The situation in Afghanistan has suddenly dominated the debate in the middle of a sluggish German election campaign. Candidates to succeed Angela Merkel are having to declare their positions. Military intervention is out of the question without US backing. The question then becomes a repeat of the Syrian crisis: will Germany once again open its doors to potentially hundreds of thousands of refugees and migrants?
It’s an unequivocal ‘nein’ from the government. ‘There will not be another 2015’ came the strong response from the ruling coalition of Angela Merkel’s CDU/CSU and the SPD. The Green party, currently in opposition but the second strongest party in most polls, are fudging the issue. With serious ambitions for the chancellorship, they need to outline a clear vision of what a Green government’s foreign policy would be.
The developments in Afghanistan should have provided a welcome opportunity for Annalena Baerbock, the Green chancellor candidate. Foreign policy has been a continuous strand in her life: she participated in the Young Global Leaders programme of the World Economic Forum, and worked a dissertation on humanitarian aid (although didn’t complete it).
Yet the campaign has pushed Baerbock into the background. She acted cautiously during the recent flooding, worried about coming across as opportunistic. Meanwhile, the candidates from the established parties wandered the flooded villages, patted backs and promised government action.

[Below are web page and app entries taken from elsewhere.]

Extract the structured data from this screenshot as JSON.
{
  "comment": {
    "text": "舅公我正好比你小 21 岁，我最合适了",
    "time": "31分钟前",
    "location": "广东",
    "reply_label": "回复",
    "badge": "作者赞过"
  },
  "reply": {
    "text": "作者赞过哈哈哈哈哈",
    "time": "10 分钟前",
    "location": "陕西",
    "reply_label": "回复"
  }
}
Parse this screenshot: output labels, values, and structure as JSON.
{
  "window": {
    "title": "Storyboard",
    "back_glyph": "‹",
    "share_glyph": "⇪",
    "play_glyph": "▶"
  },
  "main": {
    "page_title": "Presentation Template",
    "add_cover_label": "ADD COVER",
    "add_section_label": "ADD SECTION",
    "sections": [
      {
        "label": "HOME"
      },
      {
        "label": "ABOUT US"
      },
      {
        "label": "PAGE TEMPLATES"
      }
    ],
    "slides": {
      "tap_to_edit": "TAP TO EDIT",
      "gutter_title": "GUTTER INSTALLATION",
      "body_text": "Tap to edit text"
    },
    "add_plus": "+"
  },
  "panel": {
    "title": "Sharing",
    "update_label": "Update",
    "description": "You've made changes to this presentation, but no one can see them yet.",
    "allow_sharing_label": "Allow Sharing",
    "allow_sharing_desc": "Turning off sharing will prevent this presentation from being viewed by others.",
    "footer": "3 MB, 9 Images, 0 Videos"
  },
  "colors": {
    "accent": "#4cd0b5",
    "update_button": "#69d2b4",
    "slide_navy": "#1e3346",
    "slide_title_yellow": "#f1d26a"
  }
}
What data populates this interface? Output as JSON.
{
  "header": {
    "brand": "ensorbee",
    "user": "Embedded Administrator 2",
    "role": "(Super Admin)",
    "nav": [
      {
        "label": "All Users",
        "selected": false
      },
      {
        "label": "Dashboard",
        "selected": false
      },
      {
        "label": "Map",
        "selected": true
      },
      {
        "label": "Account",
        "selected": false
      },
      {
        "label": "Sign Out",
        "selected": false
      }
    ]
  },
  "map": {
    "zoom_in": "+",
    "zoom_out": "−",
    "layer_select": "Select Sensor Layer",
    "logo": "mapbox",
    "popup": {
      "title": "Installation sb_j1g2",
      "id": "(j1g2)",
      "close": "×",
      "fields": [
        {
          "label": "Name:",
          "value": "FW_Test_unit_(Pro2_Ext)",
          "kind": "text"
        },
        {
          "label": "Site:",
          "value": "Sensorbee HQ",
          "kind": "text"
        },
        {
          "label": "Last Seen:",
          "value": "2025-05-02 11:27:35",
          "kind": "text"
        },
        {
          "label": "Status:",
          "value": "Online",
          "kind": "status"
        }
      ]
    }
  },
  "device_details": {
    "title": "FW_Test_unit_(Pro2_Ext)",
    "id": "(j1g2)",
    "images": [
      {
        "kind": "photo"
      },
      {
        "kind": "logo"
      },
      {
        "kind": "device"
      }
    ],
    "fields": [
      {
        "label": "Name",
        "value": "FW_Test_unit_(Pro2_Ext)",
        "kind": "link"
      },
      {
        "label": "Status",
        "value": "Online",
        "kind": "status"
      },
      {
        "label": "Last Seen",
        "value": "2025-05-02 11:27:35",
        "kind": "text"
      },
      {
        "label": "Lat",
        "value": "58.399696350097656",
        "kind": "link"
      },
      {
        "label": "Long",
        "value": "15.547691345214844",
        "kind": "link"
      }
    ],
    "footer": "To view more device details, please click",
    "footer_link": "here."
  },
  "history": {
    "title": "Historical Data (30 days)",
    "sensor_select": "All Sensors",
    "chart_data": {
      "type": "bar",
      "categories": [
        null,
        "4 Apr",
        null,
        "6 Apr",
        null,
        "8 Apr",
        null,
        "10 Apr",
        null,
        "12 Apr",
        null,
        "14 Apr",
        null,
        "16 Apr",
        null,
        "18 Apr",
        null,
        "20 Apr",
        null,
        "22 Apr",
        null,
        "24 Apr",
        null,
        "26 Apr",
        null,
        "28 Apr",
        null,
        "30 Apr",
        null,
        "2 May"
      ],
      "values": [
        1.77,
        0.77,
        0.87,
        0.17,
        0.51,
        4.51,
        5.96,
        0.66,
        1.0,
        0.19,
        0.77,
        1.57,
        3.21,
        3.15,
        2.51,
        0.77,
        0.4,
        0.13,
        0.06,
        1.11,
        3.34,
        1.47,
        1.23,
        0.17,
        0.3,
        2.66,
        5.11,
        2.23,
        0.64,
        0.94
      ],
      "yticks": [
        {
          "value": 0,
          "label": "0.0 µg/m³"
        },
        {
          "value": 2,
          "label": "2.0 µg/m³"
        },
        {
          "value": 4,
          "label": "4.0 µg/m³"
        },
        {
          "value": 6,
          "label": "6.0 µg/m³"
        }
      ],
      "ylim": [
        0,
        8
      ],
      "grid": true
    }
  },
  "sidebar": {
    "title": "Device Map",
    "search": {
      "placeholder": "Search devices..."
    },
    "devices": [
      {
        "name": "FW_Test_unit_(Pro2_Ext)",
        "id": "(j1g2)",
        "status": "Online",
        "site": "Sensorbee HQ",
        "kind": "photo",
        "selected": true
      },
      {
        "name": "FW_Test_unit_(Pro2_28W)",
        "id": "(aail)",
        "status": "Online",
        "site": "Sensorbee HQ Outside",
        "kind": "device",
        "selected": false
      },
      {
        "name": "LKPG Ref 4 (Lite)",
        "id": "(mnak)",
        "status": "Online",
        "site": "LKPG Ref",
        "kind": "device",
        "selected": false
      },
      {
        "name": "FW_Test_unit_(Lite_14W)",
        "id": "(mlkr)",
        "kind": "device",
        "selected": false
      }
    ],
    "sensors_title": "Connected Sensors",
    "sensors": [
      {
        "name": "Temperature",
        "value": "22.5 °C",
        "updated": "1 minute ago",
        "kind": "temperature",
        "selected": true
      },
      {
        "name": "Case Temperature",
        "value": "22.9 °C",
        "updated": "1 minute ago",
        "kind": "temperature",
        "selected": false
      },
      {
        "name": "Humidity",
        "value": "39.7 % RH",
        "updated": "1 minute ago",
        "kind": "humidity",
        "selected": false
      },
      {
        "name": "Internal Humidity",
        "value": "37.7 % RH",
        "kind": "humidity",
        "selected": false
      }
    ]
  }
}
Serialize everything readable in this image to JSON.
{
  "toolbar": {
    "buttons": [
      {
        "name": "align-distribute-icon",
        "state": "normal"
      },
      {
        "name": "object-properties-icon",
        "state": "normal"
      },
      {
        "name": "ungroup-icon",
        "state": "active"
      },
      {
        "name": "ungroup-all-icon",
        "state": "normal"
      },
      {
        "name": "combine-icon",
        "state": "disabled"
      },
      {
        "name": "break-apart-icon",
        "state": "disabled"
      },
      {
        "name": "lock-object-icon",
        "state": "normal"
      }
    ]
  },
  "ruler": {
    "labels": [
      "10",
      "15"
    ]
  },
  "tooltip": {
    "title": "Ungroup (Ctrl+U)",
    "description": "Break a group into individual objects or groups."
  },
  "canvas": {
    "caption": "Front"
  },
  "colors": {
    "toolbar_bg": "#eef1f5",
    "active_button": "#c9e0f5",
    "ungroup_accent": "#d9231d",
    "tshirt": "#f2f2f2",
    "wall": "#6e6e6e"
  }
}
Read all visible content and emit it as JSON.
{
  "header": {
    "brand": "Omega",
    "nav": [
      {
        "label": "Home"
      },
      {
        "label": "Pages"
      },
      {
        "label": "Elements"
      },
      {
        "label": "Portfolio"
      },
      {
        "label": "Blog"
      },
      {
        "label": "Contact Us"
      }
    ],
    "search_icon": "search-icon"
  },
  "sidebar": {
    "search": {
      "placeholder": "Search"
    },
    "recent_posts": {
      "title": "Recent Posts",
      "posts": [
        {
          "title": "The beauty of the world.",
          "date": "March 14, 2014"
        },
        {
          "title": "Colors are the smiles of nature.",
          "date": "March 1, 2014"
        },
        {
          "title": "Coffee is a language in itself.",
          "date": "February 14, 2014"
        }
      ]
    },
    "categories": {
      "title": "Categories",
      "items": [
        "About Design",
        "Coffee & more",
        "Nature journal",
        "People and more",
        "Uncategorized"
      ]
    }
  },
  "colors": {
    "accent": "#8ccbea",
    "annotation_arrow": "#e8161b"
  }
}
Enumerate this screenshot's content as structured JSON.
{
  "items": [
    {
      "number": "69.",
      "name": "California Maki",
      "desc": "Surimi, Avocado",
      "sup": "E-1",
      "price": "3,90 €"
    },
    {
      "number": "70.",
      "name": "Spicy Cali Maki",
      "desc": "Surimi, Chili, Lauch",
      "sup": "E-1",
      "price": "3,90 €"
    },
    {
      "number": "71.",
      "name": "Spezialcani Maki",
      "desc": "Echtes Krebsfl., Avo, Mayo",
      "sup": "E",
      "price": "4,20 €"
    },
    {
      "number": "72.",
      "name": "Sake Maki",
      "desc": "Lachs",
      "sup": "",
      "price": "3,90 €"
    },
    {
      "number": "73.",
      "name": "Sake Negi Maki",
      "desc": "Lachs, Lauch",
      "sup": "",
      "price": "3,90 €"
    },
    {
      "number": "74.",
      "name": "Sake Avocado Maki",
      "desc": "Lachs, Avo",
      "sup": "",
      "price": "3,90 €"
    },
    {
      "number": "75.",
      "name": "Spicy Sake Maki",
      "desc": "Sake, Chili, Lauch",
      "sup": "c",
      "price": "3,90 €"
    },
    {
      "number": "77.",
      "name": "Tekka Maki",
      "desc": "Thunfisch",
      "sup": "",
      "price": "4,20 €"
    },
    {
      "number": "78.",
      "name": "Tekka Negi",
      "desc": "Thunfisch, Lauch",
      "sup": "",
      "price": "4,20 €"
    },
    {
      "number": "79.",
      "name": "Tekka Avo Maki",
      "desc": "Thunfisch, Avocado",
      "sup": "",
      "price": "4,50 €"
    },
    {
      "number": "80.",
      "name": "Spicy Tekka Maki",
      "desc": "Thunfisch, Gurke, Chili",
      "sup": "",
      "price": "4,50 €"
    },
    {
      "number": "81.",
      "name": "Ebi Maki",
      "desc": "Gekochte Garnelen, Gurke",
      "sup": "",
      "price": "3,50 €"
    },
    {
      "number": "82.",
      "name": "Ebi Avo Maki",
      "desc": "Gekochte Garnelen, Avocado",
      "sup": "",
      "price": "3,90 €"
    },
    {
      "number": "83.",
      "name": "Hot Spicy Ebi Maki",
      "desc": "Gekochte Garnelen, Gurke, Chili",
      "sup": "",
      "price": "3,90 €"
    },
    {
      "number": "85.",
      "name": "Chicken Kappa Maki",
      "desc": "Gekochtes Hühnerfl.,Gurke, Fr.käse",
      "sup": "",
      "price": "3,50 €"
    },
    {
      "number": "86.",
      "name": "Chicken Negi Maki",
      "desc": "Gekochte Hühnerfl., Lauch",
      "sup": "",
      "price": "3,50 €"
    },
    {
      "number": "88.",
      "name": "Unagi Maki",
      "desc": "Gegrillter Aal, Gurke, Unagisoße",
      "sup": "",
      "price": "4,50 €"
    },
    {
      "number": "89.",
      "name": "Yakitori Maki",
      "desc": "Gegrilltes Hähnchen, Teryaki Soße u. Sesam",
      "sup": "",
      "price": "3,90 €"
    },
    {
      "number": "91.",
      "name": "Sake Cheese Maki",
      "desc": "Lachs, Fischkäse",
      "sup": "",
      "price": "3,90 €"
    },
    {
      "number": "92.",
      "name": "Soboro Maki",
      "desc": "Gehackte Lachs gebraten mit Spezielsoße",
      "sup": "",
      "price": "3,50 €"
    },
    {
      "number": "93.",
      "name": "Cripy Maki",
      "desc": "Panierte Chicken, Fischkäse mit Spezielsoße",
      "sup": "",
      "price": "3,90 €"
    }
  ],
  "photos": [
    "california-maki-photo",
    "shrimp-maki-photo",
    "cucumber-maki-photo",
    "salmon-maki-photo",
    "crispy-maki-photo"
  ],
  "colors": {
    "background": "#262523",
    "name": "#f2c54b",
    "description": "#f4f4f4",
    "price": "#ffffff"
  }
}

Baerbock’s image was also damaged when a light was shone on irregularities in her CV, forgotten expenses claims and allegations of plagiarism in her recently published book. The Greens have lost nearly 10 percentage points in many polls. There is now even speculation whether the party might put forward her co-leader Robert Habeck as the candidate for the chancellorship.